The larger vehicle on the left, a fraction of the size of most automobiles on the road today, is a Buick 60 Special, an aerodynamic bullet-nosed record-setter from the early days of motoring and one of only two built.

The Buick 60 Specials, constructed in 1910.

Nicknamed the “Buick Bug,” the racer was able to reach speeds of 100 mph and only about a decade old at the time of the Franklin Street photograph. The Los Angeles Herald remembered it as the “go-fast sensation to the world.”

In 1920, the Age of the Automobile had arrived, but barely. Just a few years before all drivers fell into three categories: rich men looking for toys, hobbyist inventors, and daredevils. When the Buick Bug made history with its unique design in 1909-11, Louis Chevrolet was one of its drivers. Yes, that Chevrolet.

race car
Louis Chevrolet in his Buick Bug, 1910. The ram's head painted on the front was supposedly tied to a story about the custom built car having to butt its way into qualifying races. 

Charles S. Howard, the man at the wheel of our photo on Franklin Street, bought the old racer as a collectible out of a warehouse in Kansas City. At the time, he owned the largest automobile distribution company in the world, a Buick dealership on the corner of Van Ness Avenue and California Street.

The old Howard Automobile Company building at 1595 Van Ness Avenue.

Howard’s sons sit in the other two vehicles called “Howard Specials,” custom-made especially for them to raise hell. The San Francisco Chronicle noted the minuscule machines, driven by the young men, “have shown a speed of 80 miles an hour.”

In 1924, Howard gave his Buick Bug to San Francisco’s de Young Museum. This was back when the museum in the park took just about anything, from spoons to a Rembrandt to a World War I tank. As a permanent addition to the collection, the auto was to be given a prominent place in the museum and predicted to “come before the eyes of countless thousands of visitors during the years to come.”

It didn’t quite work out that way. Soon after, Howard borrowed it back from the museum to show off at his dealership, at local car conventions, and in a display at the 1939 Golden Gate International Exposition on Treasure Island.

In 1984, a San Francisco Examiner reporter, investigating mismanagement of the city’s museum collections, found that the car was still on the de Young’s books as an active long-term loan. The Bug was estimated at the time to be worth $300,000-$400,000 ($880k-$1.17m in modern dollars), and the Examiner noted “Museum officials simply lost track of it.”

The reporter tracked it down at the Sloan Auto Museum in Flint, Michigan. The director there said they had gotten it from the chief engineer of Buick in 1958. Whether the de Young ever received compensation for the loss of the Bug is unknown, but the old racer, now with a cherry-red paint job is still on display in Michigan.

The Bug gets pulled out and shown off fairly frequently.
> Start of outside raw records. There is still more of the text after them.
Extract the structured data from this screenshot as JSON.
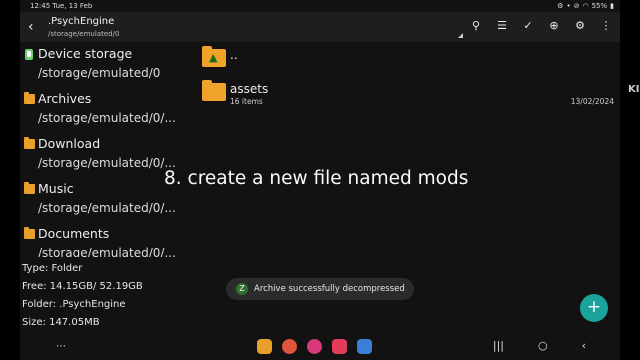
{
  "status_bar": {
    "time": "12:45 Tue, 13 Feb",
    "battery": "55%",
    "icons": [
      "settings-icon",
      "dot-icon",
      "mute-icon",
      "wifi-icon",
      "battery-icon"
    ]
  },
  "header": {
    "title": ".PsychEngine",
    "path": "/storage/emulated/0",
    "actions": [
      "search-icon",
      "list-view-icon",
      "multi-select-icon",
      "add-circle-icon",
      "gear-icon",
      "overflow-menu-icon"
    ]
  },
  "sidebar": {
    "items": [
      {
        "name": "Device storage",
        "path": "/storage/emulated/0"
      },
      {
        "name": "Archives",
        "path": "/storage/emulated/0/..."
      },
      {
        "name": "Download",
        "path": "/storage/emulated/0/..."
      },
      {
        "name": "Music",
        "path": "/storage/emulated/0/..."
      },
      {
        "name": "Documents",
        "path": "/storage/emulated/0/..."
      }
    ]
  },
  "files": [
    {
      "name": "..",
      "type": "parent",
      "sub": "",
      "date": ""
    },
    {
      "name": "assets",
      "type": "folder",
      "sub": "16 items",
      "date": "13/02/2024"
    }
  ],
  "overlay_text": "8. create a new file named mods",
  "info": {
    "type": "Type: Folder",
    "free": "Free: 14.15GB/ 52.19GB",
    "folder": "Folder: .PsychEngine",
    "size": "Size: 147.05MB"
  },
  "toast": {
    "text": "Archive successfully decompressed"
  },
  "fab_label": "+",
  "edge_text": "KI",
  "colors": {
    "accent": "#1aa39a",
    "folder": "#f0a32a",
    "background": "#121212"
  }
}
Here’s Jay Leno driving it and talking with an expert on its history:

Jay Leno drives the Buick Bug

Despite the interesting journey of the Buick Bug, Charles S. Howard is better known for owning a different kind of racer. In August 1936, he bought an underachieving and undersized thoroughbred racehorse no one wanted.
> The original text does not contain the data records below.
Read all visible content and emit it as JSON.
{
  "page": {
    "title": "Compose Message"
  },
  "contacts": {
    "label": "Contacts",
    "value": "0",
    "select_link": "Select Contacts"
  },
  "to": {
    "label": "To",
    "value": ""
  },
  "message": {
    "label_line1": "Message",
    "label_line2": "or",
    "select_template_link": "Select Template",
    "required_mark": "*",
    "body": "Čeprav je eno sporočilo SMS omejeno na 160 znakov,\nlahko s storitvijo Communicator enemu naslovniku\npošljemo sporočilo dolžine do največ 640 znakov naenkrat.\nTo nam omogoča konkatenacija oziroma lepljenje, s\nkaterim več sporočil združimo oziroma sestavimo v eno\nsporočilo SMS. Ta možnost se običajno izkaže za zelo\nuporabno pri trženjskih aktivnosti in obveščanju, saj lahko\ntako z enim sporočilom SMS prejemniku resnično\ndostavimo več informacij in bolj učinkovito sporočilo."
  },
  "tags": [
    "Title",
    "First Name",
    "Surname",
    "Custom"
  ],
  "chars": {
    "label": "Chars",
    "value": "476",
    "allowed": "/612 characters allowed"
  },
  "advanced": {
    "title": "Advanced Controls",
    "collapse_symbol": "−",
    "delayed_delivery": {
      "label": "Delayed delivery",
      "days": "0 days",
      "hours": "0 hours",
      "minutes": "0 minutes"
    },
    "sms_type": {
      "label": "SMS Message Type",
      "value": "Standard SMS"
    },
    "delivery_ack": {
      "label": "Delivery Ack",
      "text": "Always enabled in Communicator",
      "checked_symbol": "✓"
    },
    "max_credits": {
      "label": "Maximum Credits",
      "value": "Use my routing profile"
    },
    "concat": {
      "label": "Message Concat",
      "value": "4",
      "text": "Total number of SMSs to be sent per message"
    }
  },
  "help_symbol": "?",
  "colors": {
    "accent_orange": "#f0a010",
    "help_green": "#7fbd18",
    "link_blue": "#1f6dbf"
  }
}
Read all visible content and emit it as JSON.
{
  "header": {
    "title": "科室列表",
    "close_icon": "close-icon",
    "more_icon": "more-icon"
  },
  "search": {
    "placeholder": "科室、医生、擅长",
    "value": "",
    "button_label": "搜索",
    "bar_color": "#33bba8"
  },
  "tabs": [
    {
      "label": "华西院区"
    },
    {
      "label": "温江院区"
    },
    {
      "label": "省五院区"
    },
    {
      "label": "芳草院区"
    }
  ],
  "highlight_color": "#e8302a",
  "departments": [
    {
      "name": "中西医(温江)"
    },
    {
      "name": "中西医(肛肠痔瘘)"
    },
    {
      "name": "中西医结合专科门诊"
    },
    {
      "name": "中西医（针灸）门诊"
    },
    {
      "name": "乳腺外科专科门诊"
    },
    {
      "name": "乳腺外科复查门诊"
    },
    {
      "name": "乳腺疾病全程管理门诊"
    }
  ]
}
Knobby-kneed Seabiscuit dominated horse racing in the late 1930s, became the hero of numerous books and films, and sired 108 foals before his death in 1947.

Guess I’ll give the Smart car another look.

Woody Beer and Coffee Fund

Anita D. (F.O.W.) goes for white wine on a hot day at Harper & Rye at Polk and Clay Streets.

Thanks to Linda G. (F.O.W.) for her contribution to the Woody Beverage Fund. She is doing her part to ensure I get out in the world and talk to real people. Are you a real person? Let me know when I can buy you a drink!

And make your own donation to the fund to promote jollity and possible caffeination:


“Buick ‘Bug’ History Maker in Early Racing Days,” Los Angeles Herald, April 17, 1920, pg. A7.

“Famous ‘Buick Bug’ Located,” San Francisco Chronicle, April 11, 1920, pg. 12A.

“Museum Given Auto Holding Many Records,” San Francisco Chronicle, November 9, 1924, pg. A9.

“Buick ‘Bug,’” San Francisco Chronicle, June 4, 1939, pg. A3.

Tim Reiterman, “Museums lose a fortune in art,” San Francisco Examiner, July 15, 1984, pg. A1.